I have a question about Guided Reading with ELD students. The Charter School I am now working at (which is new) is all ELD Russian Children and I am really floored on the lack of prior knowledge. Working with 1-3 ELD students is not the same as the entire classroom. I wanted to know about how many days should I spend on a single book with these students. It seems everything I know about Guided Reading has gone out the window when they don't even recognize what a lake is even after they have recognized the word family “ake.” I find myself spending more time helping them connect words to objects. They are energetic, excited, and ambitious to learn, but their knowledge isn't meeting their energy. Do you have some suggestions to help bridge the gap of traditional Guided Reading and Guided Reading for ELD students. Also I should mention they spend three hours a week learning to write and read Russian (I don't speak Russian). Thanks for your help or advice.

Answer

Cindy,

The selection of books for these students is critical. Try not to choose books that have too many new concepts. Give the children a lot of input in terms of background knowledge and use the language of the text. Also get them to repeat the unfamiliar language structures prior to reading them. The difference is to spend more time giving the children input and getting them to use the language. Increase the amount of time for discussion after as well. I think the most important thing is appropriate book choice or the reading will not be successful.

Best,
Irene


January Question #7

Rhonda
3rd-Grade Teacher

How do we use Leveled Readers (in this case, 3rd grade) for a child whose independent reading level is at least 6th grade, quite possibly higher? We use Legacy of Literacy. I could use guidance on how to use Leveled Readers to teach children who are very far above grade level and still maintain the requirement that we stick with our main grade-level reading program for all children.

Answer

Rhonda,

When a child can process a text at least three years above grade level you will likely find that the content is beyond the child developmentally. In other words a third grader cannot understand texts the way they are meant to be understood at the age of a sixth grader. I suggest using texts about a year above level and extending the child's background knowledge and thinking with texts that are age appropriate. You will notice that many of the Leveled Readers at fourth grade level are rich in content and literary value. The kind of thinking the child does with the text is what matters, not how hard the words are to read. I suggest expanding the child's range of genres and depth of reading. Also take advantage of opportunities for the child to write about reading. It is a good way for him or her to reflect on texts at a deeper level.

Good luck,
Irene


January Question #8

Amy Thomas
Resource Library

I am putting together a Leveled Reading Library for our new school and am having trouble finding out the proper guided reading levels for a collection of Houghton Mifflin Literature Books we have. Can you tell me the levels for the following?

Answer

Amy,
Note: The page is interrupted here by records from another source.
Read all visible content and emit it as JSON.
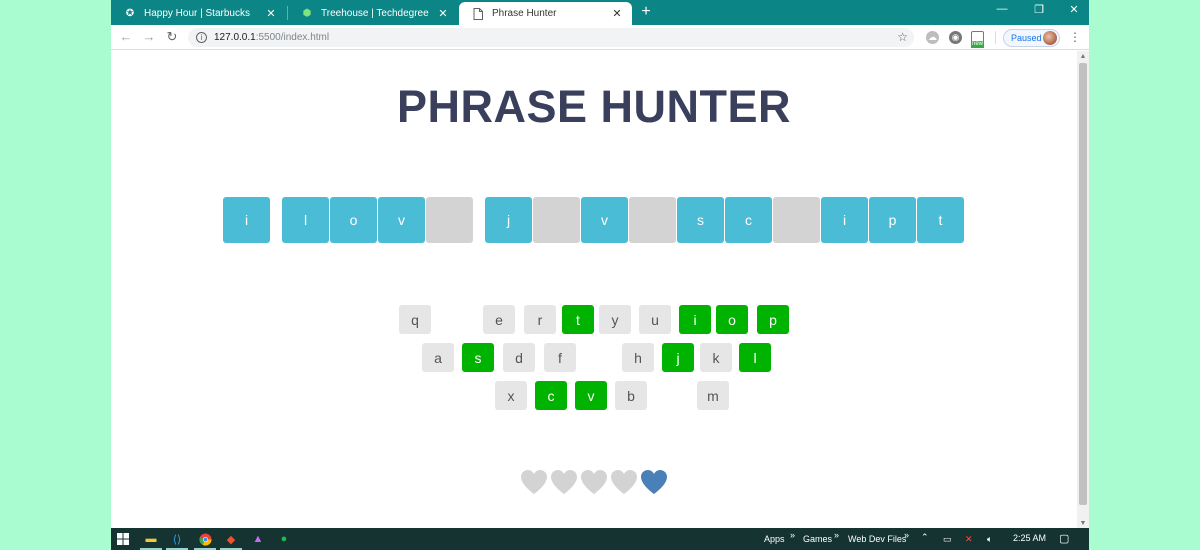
{
  "browser": {
    "tabs": [
      {
        "title": "Happy Hour | Starbucks",
        "icon": "starbucks-icon",
        "active": false
      },
      {
        "title": "Treehouse | Techdegree",
        "icon": "treehouse-icon",
        "active": false
      },
      {
        "title": "Phrase Hunter",
        "icon": "page-icon",
        "active": true
      }
    ],
    "new_tab_symbol": "+",
    "window_controls": {
      "minimize": "—",
      "restore": "❐",
      "close": "✕"
    },
    "url_host": "127.0.0.1",
    "url_path": ":5500/index.html",
    "profile_label": "Paused",
    "extension_badge": "new"
  },
  "game": {
    "title": "PHRASE HUNTER",
    "phrase": [
      {
        "letter": "i",
        "revealed": true
      },
      {
        "letter": "l",
        "revealed": true
      },
      {
        "letter": "o",
        "revealed": true
      },
      {
        "letter": "v",
        "revealed": true
      },
      {
        "letter": "",
        "revealed": false
      },
      {
        "letter": "j",
        "revealed": true
      },
      {
        "letter": "",
        "revealed": false
      },
      {
        "letter": "v",
        "revealed": true
      },
      {
        "letter": "",
        "revealed": false
      },
      {
        "letter": "s",
        "revealed": true
      },
      {
        "letter": "c",
        "revealed": true
      },
      {
        "letter": "",
        "revealed": false
      },
      {
        "letter": "i",
        "revealed": true
      },
      {
        "letter": "p",
        "revealed": true
      },
      {
        "letter": "t",
        "revealed": true
      }
    ],
    "keyboard": {
      "row1": [
        {
          "key": "q",
          "state": "unused"
        },
        {
          "key": "e",
          "state": "unused"
        },
        {
          "key": "r",
          "state": "unused"
        },
        {
          "key": "t",
          "state": "chosen"
        },
        {
          "key": "y",
          "state": "unused"
        },
        {
          "key": "u",
          "state": "unused"
        },
        {
          "key": "i",
          "state": "chosen"
        },
        {
          "key": "o",
          "state": "chosen"
        },
        {
          "key": "p",
          "state": "chosen"
        }
      ],
      "row2": [
        {
          "key": "a",
          "state": "unused"
        },
        {
          "key": "s",
          "state": "chosen"
        },
        {
          "key": "d",
          "state": "unused"
        },
        {
          "key": "f",
          "state": "unused"
        },
        {
          "key": "h",
          "state": "unused"
        },
        {
          "key": "j",
          "state": "chosen"
        },
        {
          "key": "k",
          "state": "unused"
        },
        {
          "key": "l",
          "state": "chosen"
        }
      ],
      "row3": [
        {
          "key": "x",
          "state": "unused"
        },
        {
          "key": "c",
          "state": "chosen"
        },
        {
          "key": "v",
          "state": "chosen"
        },
        {
          "key": "b",
          "state": "unused"
        },
        {
          "key": "m",
          "state": "unused"
        }
      ]
    },
    "hearts": {
      "lost": 4,
      "remaining": 1,
      "lost_color": "#d3d3d3",
      "remaining_color": "#4a80b8"
    },
    "colors": {
      "revealed": "#4bbcd6",
      "hidden": "#d3d3d3",
      "key_chosen": "#00b300",
      "key_unused": "#e6e6e6",
      "title": "#3a3f5c"
    }
  },
  "taskbar": {
    "toolbars": [
      "Apps",
      "Games",
      "Web Dev Files"
    ],
    "time": "2:25 AM"
  }
}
The titles you list are wonderful literary selections—I would suggest them for literature discussion or read aloud and would not suggest leveling them for use in Guided Reading. They can be leveled using the criteria we describe in Leveled Books for Readers Grades 3-6, but the books you name are ones I would not choose to use in Guided Reading lessons.

Best,
Irene